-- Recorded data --
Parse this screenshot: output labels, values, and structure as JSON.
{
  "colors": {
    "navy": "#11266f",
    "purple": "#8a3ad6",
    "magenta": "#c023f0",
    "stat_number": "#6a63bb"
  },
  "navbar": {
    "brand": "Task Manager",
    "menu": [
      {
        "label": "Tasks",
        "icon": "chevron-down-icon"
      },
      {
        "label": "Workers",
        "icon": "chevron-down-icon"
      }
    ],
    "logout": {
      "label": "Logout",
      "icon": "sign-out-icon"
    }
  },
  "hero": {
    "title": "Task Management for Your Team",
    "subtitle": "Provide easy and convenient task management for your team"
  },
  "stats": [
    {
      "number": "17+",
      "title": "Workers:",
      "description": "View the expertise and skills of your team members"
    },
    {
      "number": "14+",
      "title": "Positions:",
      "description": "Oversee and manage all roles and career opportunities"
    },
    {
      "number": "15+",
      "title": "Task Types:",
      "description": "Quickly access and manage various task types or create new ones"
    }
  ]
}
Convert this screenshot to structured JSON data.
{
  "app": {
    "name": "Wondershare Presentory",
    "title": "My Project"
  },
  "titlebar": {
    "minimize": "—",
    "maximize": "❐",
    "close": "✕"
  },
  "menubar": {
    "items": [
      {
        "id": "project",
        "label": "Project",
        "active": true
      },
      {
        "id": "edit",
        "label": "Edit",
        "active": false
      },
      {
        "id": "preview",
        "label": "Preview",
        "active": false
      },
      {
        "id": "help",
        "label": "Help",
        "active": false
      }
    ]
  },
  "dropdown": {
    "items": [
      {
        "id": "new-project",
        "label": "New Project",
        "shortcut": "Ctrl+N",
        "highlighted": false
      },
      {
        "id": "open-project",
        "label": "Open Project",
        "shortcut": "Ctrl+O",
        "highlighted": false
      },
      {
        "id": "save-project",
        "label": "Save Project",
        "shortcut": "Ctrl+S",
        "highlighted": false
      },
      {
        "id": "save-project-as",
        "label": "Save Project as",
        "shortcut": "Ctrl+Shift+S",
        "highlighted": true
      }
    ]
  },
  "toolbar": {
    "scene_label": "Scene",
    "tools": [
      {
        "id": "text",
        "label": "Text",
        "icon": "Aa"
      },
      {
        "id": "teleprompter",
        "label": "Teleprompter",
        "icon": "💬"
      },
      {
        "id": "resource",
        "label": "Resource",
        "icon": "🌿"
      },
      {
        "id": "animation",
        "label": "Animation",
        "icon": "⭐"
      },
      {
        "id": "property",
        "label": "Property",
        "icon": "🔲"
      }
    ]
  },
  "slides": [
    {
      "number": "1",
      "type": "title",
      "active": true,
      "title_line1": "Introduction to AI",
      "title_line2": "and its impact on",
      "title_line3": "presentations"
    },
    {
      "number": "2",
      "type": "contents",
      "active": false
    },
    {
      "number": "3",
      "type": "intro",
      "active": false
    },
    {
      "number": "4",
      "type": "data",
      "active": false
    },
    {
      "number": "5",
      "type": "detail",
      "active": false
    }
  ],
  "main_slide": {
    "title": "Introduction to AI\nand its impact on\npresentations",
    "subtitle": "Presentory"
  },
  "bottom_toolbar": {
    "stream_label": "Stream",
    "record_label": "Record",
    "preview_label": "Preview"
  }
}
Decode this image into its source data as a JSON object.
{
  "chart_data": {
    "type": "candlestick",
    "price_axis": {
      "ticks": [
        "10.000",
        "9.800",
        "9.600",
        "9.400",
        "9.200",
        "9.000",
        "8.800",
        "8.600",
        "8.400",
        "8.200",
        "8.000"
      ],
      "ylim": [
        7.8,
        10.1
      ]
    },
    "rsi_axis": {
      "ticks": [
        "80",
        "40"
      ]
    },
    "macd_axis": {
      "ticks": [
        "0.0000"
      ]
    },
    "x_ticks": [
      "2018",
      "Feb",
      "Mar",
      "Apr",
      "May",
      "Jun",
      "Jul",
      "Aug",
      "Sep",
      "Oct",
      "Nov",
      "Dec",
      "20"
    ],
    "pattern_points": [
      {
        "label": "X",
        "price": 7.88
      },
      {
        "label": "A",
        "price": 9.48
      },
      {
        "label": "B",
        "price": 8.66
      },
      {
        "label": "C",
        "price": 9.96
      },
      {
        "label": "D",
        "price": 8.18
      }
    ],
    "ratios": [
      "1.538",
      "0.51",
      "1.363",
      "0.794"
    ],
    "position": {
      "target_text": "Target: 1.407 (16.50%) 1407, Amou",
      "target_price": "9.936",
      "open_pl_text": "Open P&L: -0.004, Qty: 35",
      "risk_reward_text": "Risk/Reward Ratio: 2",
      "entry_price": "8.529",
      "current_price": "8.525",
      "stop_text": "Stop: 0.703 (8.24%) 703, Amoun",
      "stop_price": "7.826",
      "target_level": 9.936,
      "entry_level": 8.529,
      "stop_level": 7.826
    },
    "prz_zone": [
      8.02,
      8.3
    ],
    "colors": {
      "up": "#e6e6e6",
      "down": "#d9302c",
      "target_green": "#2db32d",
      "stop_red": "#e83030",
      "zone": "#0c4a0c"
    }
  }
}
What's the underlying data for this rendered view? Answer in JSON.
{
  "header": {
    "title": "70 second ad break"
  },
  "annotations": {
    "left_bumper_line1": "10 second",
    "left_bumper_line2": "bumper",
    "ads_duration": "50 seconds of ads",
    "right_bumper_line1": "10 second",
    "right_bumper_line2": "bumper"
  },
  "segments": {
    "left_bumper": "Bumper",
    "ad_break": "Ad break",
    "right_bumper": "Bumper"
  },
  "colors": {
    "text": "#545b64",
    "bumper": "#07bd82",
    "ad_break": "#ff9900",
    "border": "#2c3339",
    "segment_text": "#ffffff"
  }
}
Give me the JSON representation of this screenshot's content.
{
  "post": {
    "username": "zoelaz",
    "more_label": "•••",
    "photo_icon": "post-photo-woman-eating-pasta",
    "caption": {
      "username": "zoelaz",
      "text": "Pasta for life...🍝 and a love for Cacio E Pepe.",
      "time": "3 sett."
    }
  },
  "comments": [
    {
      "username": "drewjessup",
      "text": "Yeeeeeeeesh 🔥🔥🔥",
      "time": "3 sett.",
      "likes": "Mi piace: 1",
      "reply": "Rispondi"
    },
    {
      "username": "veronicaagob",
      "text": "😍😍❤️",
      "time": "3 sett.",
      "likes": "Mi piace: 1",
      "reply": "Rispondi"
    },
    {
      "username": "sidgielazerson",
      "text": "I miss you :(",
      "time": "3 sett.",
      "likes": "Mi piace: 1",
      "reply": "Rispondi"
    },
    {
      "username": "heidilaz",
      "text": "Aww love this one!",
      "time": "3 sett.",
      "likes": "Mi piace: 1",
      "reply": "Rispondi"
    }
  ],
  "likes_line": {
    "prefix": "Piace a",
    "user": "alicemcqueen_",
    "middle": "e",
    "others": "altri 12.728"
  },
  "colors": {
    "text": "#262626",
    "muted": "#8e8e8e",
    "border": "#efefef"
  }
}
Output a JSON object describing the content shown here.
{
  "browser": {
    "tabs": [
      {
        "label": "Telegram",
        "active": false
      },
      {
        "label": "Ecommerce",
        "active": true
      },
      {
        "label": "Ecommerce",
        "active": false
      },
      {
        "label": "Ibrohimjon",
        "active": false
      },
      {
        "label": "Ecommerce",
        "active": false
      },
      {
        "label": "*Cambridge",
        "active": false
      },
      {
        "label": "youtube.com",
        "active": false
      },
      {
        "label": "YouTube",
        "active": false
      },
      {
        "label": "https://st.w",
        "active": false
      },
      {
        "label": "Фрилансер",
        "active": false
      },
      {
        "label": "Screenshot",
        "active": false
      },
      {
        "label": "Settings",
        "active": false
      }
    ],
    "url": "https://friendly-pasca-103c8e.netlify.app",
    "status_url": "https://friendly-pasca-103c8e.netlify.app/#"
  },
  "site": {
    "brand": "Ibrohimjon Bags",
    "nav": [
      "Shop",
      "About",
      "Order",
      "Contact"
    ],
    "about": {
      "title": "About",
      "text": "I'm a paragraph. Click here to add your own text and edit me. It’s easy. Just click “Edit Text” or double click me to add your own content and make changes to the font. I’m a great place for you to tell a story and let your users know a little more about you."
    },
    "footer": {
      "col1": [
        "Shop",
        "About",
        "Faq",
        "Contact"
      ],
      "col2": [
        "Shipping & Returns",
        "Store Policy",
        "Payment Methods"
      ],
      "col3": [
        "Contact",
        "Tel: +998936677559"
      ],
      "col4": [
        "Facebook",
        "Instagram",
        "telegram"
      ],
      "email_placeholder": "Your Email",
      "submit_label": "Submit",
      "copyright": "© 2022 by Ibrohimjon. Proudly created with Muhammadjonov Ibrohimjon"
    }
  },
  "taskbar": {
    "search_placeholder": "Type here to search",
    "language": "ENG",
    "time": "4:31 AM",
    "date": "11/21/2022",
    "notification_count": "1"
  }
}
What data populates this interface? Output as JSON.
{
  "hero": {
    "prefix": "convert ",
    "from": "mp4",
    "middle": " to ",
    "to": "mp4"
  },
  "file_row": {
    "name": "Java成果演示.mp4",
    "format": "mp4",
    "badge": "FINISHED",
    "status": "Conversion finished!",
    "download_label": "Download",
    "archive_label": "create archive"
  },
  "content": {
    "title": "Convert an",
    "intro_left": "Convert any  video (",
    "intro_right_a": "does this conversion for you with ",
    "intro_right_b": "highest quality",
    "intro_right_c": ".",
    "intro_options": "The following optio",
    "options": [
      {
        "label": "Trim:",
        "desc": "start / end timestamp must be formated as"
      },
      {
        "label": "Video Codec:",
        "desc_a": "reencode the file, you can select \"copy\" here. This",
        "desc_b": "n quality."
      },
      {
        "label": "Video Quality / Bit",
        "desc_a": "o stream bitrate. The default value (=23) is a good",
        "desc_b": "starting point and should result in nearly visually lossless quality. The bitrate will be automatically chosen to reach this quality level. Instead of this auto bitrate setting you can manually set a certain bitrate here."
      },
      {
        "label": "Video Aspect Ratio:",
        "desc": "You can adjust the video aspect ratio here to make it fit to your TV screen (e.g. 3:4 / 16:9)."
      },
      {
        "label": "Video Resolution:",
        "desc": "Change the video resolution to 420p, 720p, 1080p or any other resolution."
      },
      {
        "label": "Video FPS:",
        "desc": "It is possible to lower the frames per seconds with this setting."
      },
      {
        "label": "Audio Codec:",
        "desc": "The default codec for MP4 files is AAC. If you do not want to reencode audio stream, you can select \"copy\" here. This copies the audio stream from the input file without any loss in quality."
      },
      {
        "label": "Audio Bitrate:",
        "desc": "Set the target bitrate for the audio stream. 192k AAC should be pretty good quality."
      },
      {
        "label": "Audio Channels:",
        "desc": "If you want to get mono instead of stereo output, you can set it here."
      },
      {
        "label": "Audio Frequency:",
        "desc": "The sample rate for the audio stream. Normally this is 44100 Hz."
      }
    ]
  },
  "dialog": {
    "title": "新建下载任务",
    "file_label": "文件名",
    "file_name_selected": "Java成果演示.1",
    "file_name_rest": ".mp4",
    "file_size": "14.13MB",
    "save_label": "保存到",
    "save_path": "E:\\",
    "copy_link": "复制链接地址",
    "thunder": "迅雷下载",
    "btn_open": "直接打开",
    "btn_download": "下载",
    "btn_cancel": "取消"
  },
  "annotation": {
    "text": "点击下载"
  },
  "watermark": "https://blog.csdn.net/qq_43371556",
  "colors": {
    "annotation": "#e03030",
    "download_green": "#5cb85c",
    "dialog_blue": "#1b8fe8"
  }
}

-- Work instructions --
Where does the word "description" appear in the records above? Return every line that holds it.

-- Expected output --
      "description": "View the expertise and skills of your team members"
      "description": "Oversee and manage all roles and career opportunities"
      "description": "Quickly access and manage various task types or create new ones"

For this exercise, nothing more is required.